So there we were making mincemeat of the Poles at Belaya Tserkov. So much so that the trees were rattling. I’d been hit in the morning, but managed to keep on buzzing, more or less. The day, from what I remember, was toppling toward evening. I got cut off from the brigade commander, and was left with only a bunch of five proletarian Cossacks tagging along after me. All around me everyone’s hugging each other with hatchets, like priests from two villages, the sap’s slowly trickling out of me, my horse has pissed all over itself.The evening spent camp’d under library bulbs, reading Joshua Harmon’s Quinnehtukqut. Rather haunt’d by one single-lined paragraph: “To what is already written I can add little more.” Brilliant restraint in the prose, befitting the New England locale: “She told me each bird had a song and each song was a secret tongue—the nuthatch’s nasal bleat, the cardinal’s liquid whistle, the rough voice of the crow.

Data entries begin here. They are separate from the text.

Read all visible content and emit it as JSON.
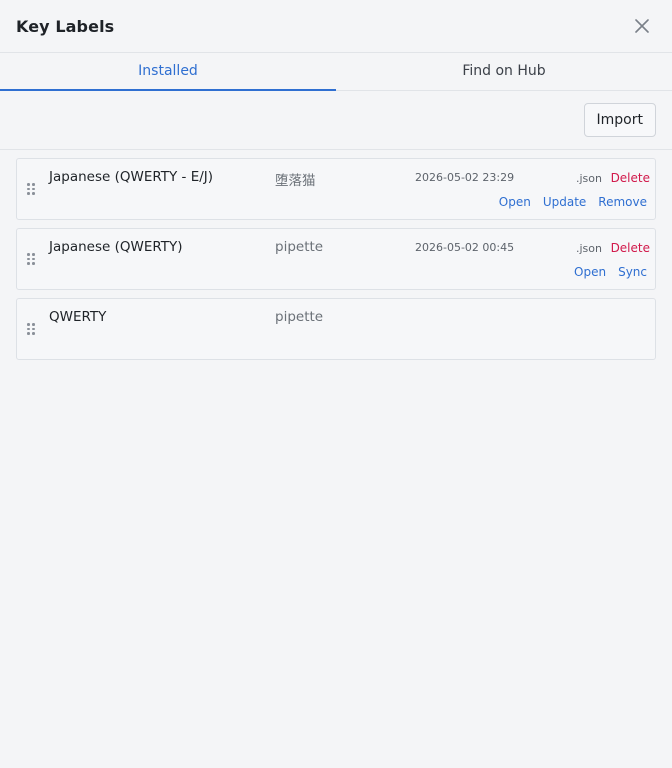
{
  "dialog": {
    "title": "Key Labels"
  },
  "tabs": [
    {
      "label": "Installed",
      "active": true
    },
    {
      "label": "Find on Hub",
      "active": false
    }
  ],
  "toolbar": {
    "import_label": "Import"
  },
  "items": [
    {
      "name": "Japanese (QWERTY - E/J)",
      "author": "堕落猫",
      "date": "2026-05-02 23:29",
      "ext": ".json",
      "delete_label": "Delete",
      "actions": [
        "Open",
        "Update",
        "Remove"
      ]
    },
    {
      "name": "Japanese (QWERTY)",
      "author": "pipette",
      "date": "2026-05-02 00:45",
      "ext": ".json",
      "delete_label": "Delete",
      "actions": [
        "Open",
        "Sync"
      ]
    },
    {
      "name": "QWERTY",
      "author": "pipette"
    }
  ],
  "icons": {
    "close": "close-icon",
    "drag": "drag-handle-icon"
  },
  "colors": {
    "accent": "#2f6fd1",
    "danger": "#d1184a",
    "background": "#f4f5f7"
  }
}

Only the mockingbird can speak in the manner of another, she said, though she doesn’t know what he says.”
How Quinnehtukqut reminds one of Paul Metcalf’s spare historical collaging, or is it the similar terrain talking? Harmon’s weave using the raw stuff ingeniously, keeping one unsettled (in a novel of unsettled individuals):

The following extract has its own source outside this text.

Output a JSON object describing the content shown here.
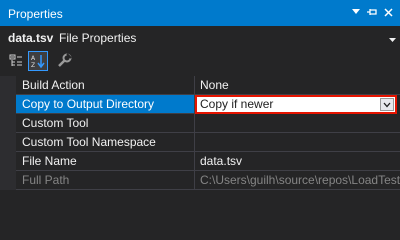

A girl wishing to know her destiny must go blindfolded into a cabbage patch, turn around three times and point to the cabbages. If she designates a hard head, her future husband will be all she could wish for. If, unfortunately, she points to a soft head, she is doomed to live with a worthless mate.A man in the book who voyaged, minor adjunct (“In his books Byrd did not mention my name”) with Admiral Byrd, and return’d, drifty and insolvable: “Our voices, Byrd once told me, and this too I remember—they are something we can do without.”
And Alexander Kluge’s The Devil’s Blind Spot got paw’d in my restlessness, my skittish fandango. “From the days of the silent movies, there is a recurring scene, in which the backdrops—the horizons—placed on rollers, are moved toward the actors. The space the actors occupy contracts. Aware of a change, the viewer cannot make out the reason for it and feels something disturbing is going on. In our new century this effect is becoming a general HUMAN EXPERIENCE.” And he points to a photograph: “Five mules, cut off by the flood waters of the Missouri, wait patiently to be rescued”—an island the size of a kitchen amidst a white roil of water.
“To what is already written I can add little more.”